/---

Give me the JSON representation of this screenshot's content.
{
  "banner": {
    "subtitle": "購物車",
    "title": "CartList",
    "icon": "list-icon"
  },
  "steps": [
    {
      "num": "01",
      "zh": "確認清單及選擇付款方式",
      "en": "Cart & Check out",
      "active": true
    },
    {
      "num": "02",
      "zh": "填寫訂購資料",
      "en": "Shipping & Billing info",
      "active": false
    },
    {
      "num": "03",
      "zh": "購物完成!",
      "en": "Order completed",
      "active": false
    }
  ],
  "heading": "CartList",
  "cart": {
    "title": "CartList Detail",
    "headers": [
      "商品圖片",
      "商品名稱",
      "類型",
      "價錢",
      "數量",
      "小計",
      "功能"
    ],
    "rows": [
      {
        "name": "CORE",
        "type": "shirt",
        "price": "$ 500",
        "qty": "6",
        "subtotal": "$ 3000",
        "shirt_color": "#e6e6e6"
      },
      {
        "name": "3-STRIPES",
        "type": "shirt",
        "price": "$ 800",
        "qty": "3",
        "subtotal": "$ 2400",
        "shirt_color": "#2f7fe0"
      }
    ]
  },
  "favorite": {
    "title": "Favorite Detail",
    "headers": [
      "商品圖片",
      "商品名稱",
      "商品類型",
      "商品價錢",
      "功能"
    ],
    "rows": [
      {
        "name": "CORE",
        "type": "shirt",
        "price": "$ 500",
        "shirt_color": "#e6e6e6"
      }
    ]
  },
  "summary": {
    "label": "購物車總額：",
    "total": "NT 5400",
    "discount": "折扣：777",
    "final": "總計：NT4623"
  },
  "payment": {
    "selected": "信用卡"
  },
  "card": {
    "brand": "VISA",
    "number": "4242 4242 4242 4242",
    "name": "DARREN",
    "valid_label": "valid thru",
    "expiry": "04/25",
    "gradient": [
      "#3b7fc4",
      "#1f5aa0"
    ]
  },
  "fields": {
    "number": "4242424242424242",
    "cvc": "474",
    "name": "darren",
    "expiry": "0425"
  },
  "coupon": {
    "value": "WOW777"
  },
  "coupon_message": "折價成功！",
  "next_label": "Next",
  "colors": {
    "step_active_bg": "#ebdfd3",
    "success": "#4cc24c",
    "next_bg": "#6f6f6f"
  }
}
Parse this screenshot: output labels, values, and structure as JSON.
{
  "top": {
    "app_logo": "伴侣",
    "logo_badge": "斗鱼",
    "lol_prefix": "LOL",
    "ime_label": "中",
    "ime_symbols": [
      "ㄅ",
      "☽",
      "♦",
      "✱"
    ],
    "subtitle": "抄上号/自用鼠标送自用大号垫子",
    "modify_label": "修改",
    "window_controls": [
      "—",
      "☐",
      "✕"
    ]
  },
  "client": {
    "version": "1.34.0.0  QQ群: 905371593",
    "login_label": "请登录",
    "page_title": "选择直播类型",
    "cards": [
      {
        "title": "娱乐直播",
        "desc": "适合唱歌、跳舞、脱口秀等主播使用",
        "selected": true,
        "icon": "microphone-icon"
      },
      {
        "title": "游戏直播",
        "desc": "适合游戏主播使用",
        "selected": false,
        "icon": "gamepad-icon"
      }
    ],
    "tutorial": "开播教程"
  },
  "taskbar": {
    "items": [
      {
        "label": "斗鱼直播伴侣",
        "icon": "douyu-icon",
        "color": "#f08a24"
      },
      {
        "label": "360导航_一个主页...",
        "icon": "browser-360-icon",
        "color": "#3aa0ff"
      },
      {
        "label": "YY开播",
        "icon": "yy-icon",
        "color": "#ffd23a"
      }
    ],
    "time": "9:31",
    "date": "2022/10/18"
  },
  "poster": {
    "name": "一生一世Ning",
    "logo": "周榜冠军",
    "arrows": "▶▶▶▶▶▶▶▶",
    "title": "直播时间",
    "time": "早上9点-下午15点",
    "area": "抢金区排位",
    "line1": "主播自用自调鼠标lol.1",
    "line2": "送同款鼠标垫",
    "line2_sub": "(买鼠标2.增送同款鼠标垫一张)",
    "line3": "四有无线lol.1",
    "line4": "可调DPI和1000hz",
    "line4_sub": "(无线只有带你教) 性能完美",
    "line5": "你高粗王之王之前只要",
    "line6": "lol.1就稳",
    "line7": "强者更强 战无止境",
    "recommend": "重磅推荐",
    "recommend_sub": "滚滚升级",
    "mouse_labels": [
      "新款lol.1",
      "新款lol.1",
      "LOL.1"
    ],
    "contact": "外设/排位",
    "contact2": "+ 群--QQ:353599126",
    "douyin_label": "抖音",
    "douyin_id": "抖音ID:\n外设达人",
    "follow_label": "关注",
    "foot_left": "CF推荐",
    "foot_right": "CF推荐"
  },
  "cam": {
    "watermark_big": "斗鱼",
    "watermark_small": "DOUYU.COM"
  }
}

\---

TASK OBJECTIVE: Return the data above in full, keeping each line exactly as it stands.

ANSWER BOX:
Give me the JSON representation of this screenshot's content.
{
  "banner": {
    "subtitle": "購物車",
    "title": "CartList",
    "icon": "list-icon"
  },
  "steps": [
    {
      "num": "01",
      "zh": "確認清單及選擇付款方式",
      "en": "Cart & Check out",
      "active": true
    },
    {
      "num": "02",
      "zh": "填寫訂購資料",
      "en": "Shipping & Billing info",
      "active": false
    },
    {
      "num": "03",
      "zh": "購物完成!",
      "en": "Order completed",
      "active": false
    }
  ],
  "heading": "CartList",
  "cart": {
    "title": "CartList Detail",
    "headers": [
      "商品圖片",
      "商品名稱",
      "類型",
      "價錢",
      "數量",
      "小計",
      "功能"
    ],
    "rows": [
      {
        "name": "CORE",
        "type": "shirt",
        "price": "$ 500",
        "qty": "6",
        "subtotal": "$ 3000",
        "shirt_color": "#e6e6e6"
      },
      {
        "name": "3-STRIPES",
        "type": "shirt",
        "price": "$ 800",
        "qty": "3",
        "subtotal": "$ 2400",
        "shirt_color": "#2f7fe0"
      }
    ]
  },
  "favorite": {
    "title": "Favorite Detail",
    "headers": [
      "商品圖片",
      "商品名稱",
      "商品類型",
      "商品價錢",
      "功能"
    ],
    "rows": [
      {
        "name": "CORE",
        "type": "shirt",
        "price": "$ 500",
        "shirt_color": "#e6e6e6"
      }
    ]
  },
  "summary": {
    "label": "購物車總額：",
    "total": "NT 5400",
    "discount": "折扣：777",
    "final": "總計：NT4623"
  },
  "payment": {
    "selected": "信用卡"
  },
  "card": {
    "brand": "VISA",
    "number": "4242 4242 4242 4242",
    "name": "DARREN",
    "valid_label": "valid thru",
    "expiry": "04/25",
    "gradient": [
      "#3b7fc4",
      "#1f5aa0"
    ]
  },
  "fields": {
    "number": "4242424242424242",
    "cvc": "474",
    "name": "darren",
    "expiry": "0425"
  },
  "coupon": {
    "value": "WOW777"
  },
  "coupon_message": "折價成功！",
  "next_label": "Next",
  "colors": {
    "step_active_bg": "#ebdfd3",
    "success": "#4cc24c",
    "next_bg": "#6f6f6f"
  }
}
Parse this screenshot: output labels, values, and structure as JSON.
{
  "top": {
    "app_logo": "伴侣",
    "logo_badge": "斗鱼",
    "lol_prefix": "LOL",
    "ime_label": "中",
    "ime_symbols": [
      "ㄅ",
      "☽",
      "♦",
      "✱"
    ],
    "subtitle": "抄上号/自用鼠标送自用大号垫子",
    "modify_label": "修改",
    "window_controls": [
      "—",
      "☐",
      "✕"
    ]
  },
  "client": {
    "version": "1.34.0.0  QQ群: 905371593",
    "login_label": "请登录",
    "page_title": "选择直播类型",
    "cards": [
      {
        "title": "娱乐直播",
        "desc": "适合唱歌、跳舞、脱口秀等主播使用",
        "selected": true,
        "icon": "microphone-icon"
      },
      {
        "title": "游戏直播",
        "desc": "适合游戏主播使用",
        "selected": false,
        "icon": "gamepad-icon"
      }
    ],
    "tutorial": "开播教程"
  },
  "taskbar": {
    "items": [
      {
        "label": "斗鱼直播伴侣",
        "icon": "douyu-icon",
        "color": "#f08a24"
      },
      {
        "label": "360导航_一个主页...",
        "icon": "browser-360-icon",
        "color": "#3aa0ff"
      },
      {
        "label": "YY开播",
        "icon": "yy-icon",
        "color": "#ffd23a"
      }
    ],
    "time": "9:31",
    "date": "2022/10/18"
  },
  "poster": {
    "name": "一生一世Ning",
    "logo": "周榜冠军",
    "arrows": "▶▶▶▶▶▶▶▶",
    "title": "直播时间",
    "time": "早上9点-下午15点",
    "area": "抢金区排位",
    "line1": "主播自用自调鼠标lol.1",
    "line2": "送同款鼠标垫",
    "line2_sub": "(买鼠标2.增送同款鼠标垫一张)",
    "line3": "四有无线lol.1",
    "line4": "可调DPI和1000hz",
    "line4_sub": "(无线只有带你教) 性能完美",
    "line5": "你高粗王之王之前只要",
    "line6": "lol.1就稳",
    "line7": "强者更强 战无止境",
    "recommend": "重磅推荐",
    "recommend_sub": "滚滚升级",
    "mouse_labels": [
      "新款lol.1",
      "新款lol.1",
      "LOL.1"
    ],
    "contact": "外设/排位",
    "contact2": "+ 群--QQ:353599126",
    "douyin_label": "抖音",
    "douyin_id": "抖音ID:\n外设达人",
    "follow_label": "关注",
    "foot_left": "CF推荐",
    "foot_right": "CF推荐"
  },
  "cam": {
    "watermark_big": "斗鱼",
    "watermark_small": "DOUYU.COM"
  }
}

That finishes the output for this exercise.